Thanks to Jen at Teach Mentor Texts, and Kellee and Ricki at Unleashing Readers for hosting the meme “It’s Monday! What are you reading? From Picture Books to YA”. Head to the It’s Monday post here to link up or see a list of the all the other readers participating in this great meme. You can also follow along on Twitter using the hashtag #IMWAYR!
Where did the time go? September?!? My daughters head back to school tomorrow, with Small heading off to fourth grade and Tall on her way to sixth grade at the middle school. I’ve gotten the go ahead to be The Book Fairy for Small’s classroom again this year. I’m already plotting and planning my first few visits when I book talk using multimedia and then deliver the title to the classroom. If you haven’t heard me gush about Book Fairy, check here and here to see what I did last year in the girls’ classrooms. I won’t embarrass my sixth grader “to death” by coming into her classroom, but I’m hoping to slip a regular copy or two of a newer titles to her Language Arts block teacher during the school year. As I predicted, I didn’t set any reading records with my own reading this week, but I’m just about there in my summer reading goal, and plan to knock out the last title today! Hope the Back-to-School send off is or has been a good one for all of you teachers and students out there!

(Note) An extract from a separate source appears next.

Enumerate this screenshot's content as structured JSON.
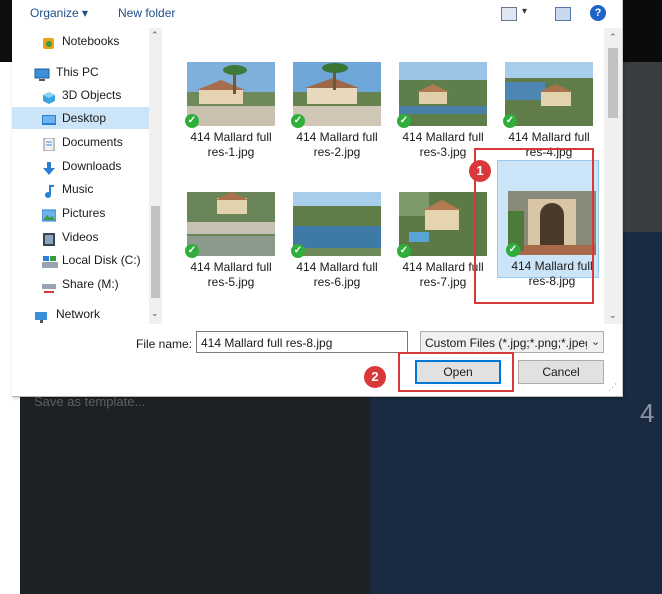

My Book-A-Day Progress:
Read to date: 74
Head to my 2013 Book-A-Day shelf to see all the titles I’ve read so far this summer!
Click the book covers to go to Goodreads for the full summaries . . .
I read this picture book . . .
I loved this non-fiction title. A casual and informative tone is used to describe the eccentric but lovable mathematician from childhood through his important and collaborative career. This is a great book to bust the myth that mathematicians are all loners. The detail-rich art is such a value-add for this book. Pham gives us a lovely sense of the time and places that Paul lived, but she also fills the pages with mathematical references. Her notes at the back of the book must not be missed. Younger kids will enjoy the quirky character he was but older kids (and adults!) will enjoy the many deeper layers of this great biography. (2013/Roaring Book Press)
Finished these novels for middle grades . . .
This is a favorite title of my oldest, so I’m glad I finally got to it. Aside from Harry Potter series and The Book of Beginning series (Emerald Atlas), she doesn’t tend to like fantasy titles, so I’m happily surprised that she enjoyed this “magical realism genre” title. Leo and Amanda are long-time friends caught up in a magical spell that forces them to relive their eleventh birthdays again and again. Breaking the spell requires them to evaluate some rough spots in their friendship in a whole new light. (2009/Scholastic)
A fun, often wildly absurd tale of two kids as they battle a mysterious group of bad guys trying to kill them while they are on a cross-country trip with their unsuspecting parents. It requires readers to suspend disbelief a great deal, but many kids will enjoy the fun dialogue and antics. With a cliff-hanger, kids will clamor for the next book in this three title series. Both of my girls gobbled the series up this last spring, so much so that my youngest wanted to share it together as a read aloud with me! (2011/HarperCollins)
Finished this on audio . . .
I know I’m late to discovering this one, but it is just terrific. Great historical fiction, but also a whole lot more as we watch Moose navigate a move, new school, and the challenges of having a sister who today we’d identify as having autism. Choldenko’s development of Moose’s character is masterful. She nailed the adolescent firestorm of emotions. This one has been firmly planted on my favorites shelf and I’m looking forward to the two other titles in the series. (2004/Penguin)
And I continue . . .
I continue to be so intrigued by this book and find myself shaking my head in agreement at her observations and research findings.
I won this ARC, set to be released October 1, in a giveaway from All the Write Notes. I’ve been instructed by my sixth grader to read it quickly so that she can read it. When she’s done, we will donate it to her fifth grade teacher’s classroom which is where I delivered the first book, The Cloak Society, as The Book Fairy last year.
Next up . . .
??? I’ve been drifting and feeling a bit unfocused with my reading lately . . . but possible titles include Cinder, Waiting for Normal, and The Apprentices. Oh, and maybe one of my long neglected Newbery or Caldecott Challenge books!
Do share what you are reading! Have a great week!